_What to produce_
Could you output all of the records below exactly as they appear?

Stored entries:
##########
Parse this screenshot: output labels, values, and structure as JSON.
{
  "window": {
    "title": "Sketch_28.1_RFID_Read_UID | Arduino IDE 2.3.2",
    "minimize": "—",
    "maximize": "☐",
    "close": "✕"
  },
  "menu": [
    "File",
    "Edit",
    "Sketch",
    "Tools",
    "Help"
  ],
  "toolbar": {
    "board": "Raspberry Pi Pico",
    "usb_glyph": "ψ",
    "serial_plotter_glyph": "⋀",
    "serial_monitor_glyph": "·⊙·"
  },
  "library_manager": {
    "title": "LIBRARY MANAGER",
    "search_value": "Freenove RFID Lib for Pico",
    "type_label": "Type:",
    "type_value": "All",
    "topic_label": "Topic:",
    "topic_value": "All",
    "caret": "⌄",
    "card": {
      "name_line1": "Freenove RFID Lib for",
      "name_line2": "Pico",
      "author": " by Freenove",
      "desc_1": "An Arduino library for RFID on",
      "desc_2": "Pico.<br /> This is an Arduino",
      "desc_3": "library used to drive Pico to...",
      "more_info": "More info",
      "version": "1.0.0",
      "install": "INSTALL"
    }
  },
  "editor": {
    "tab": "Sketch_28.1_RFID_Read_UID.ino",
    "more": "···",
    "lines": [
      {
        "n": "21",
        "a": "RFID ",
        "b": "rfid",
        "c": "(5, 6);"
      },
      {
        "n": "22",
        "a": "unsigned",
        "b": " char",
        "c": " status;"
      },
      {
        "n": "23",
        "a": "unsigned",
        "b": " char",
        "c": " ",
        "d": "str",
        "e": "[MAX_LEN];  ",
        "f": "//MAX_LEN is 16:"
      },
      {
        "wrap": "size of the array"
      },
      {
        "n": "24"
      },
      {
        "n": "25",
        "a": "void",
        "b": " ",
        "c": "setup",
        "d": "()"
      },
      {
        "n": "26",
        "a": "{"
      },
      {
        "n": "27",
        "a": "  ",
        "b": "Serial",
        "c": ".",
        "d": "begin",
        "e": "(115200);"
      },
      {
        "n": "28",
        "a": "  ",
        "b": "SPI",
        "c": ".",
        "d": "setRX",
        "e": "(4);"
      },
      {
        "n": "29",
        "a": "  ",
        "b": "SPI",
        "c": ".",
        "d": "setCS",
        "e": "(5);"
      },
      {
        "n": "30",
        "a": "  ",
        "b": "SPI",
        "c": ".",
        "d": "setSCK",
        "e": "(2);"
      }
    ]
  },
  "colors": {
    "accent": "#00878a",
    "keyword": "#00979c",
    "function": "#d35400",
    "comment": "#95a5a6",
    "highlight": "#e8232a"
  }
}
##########
_Exercise output_
Parse this screenshot: output labels, values, and structure as JSON.
{
  "window": {
    "title": "Sketch_28.1_RFID_Read_UID | Arduino IDE 2.3.2",
    "minimize": "—",
    "maximize": "☐",
    "close": "✕"
  },
  "menu": [
    "File",
    "Edit",
    "Sketch",
    "Tools",
    "Help"
  ],
  "toolbar": {
    "board": "Raspberry Pi Pico",
    "usb_glyph": "ψ",
    "serial_plotter_glyph": "⋀",
    "serial_monitor_glyph": "·⊙·"
  },
  "library_manager": {
    "title": "LIBRARY MANAGER",
    "search_value": "Freenove RFID Lib for Pico",
    "type_label": "Type:",
    "type_value": "All",
    "topic_label": "Topic:",
    "topic_value": "All",
    "caret": "⌄",
    "card": {
      "name_line1": "Freenove RFID Lib for",
      "name_line2": "Pico",
      "author": " by Freenove",
      "desc_1": "An Arduino library for RFID on",
      "desc_2": "Pico.<br /> This is an Arduino",
      "desc_3": "library used to drive Pico to...",
      "more_info": "More info",
      "version": "1.0.0",
      "install": "INSTALL"
    }
  },
  "editor": {
    "tab": "Sketch_28.1_RFID_Read_UID.ino",
    "more": "···",
    "lines": [
      {
        "n": "21",
        "a": "RFID ",
        "b": "rfid",
        "c": "(5, 6);"
      },
      {
        "n": "22",
        "a": "unsigned",
        "b": " char",
        "c": " status;"
      },
      {
        "n": "23",
        "a": "unsigned",
        "b": " char",
        "c": " ",
        "d": "str",
        "e": "[MAX_LEN];  ",
        "f": "//MAX_LEN is 16:"
      },
      {
        "wrap": "size of the array"
      },
      {
        "n": "24"
      },
      {
        "n": "25",
        "a": "void",
        "b": " ",
        "c": "setup",
        "d": "()"
      },
      {
        "n": "26",
        "a": "{"
      },
      {
        "n": "27",
        "a": "  ",
        "b": "Serial",
        "c": ".",
        "d": "begin",
        "e": "(115200);"
      },
      {
        "n": "28",
        "a": "  ",
        "b": "SPI",
        "c": ".",
        "d": "setRX",
        "e": "(4);"
      },
      {
        "n": "29",
        "a": "  ",
        "b": "SPI",
        "c": ".",
        "d": "setCS",
        "e": "(5);"
      },
      {
        "n": "30",
        "a": "  ",
        "b": "SPI",
        "c": ".",
        "d": "setSCK",
        "e": "(2);"
      }
    ]
  },
  "colors": {
    "accent": "#00878a",
    "keyword": "#00979c",
    "function": "#d35400",
    "comment": "#95a5a6",
    "highlight": "#e8232a"
  }
}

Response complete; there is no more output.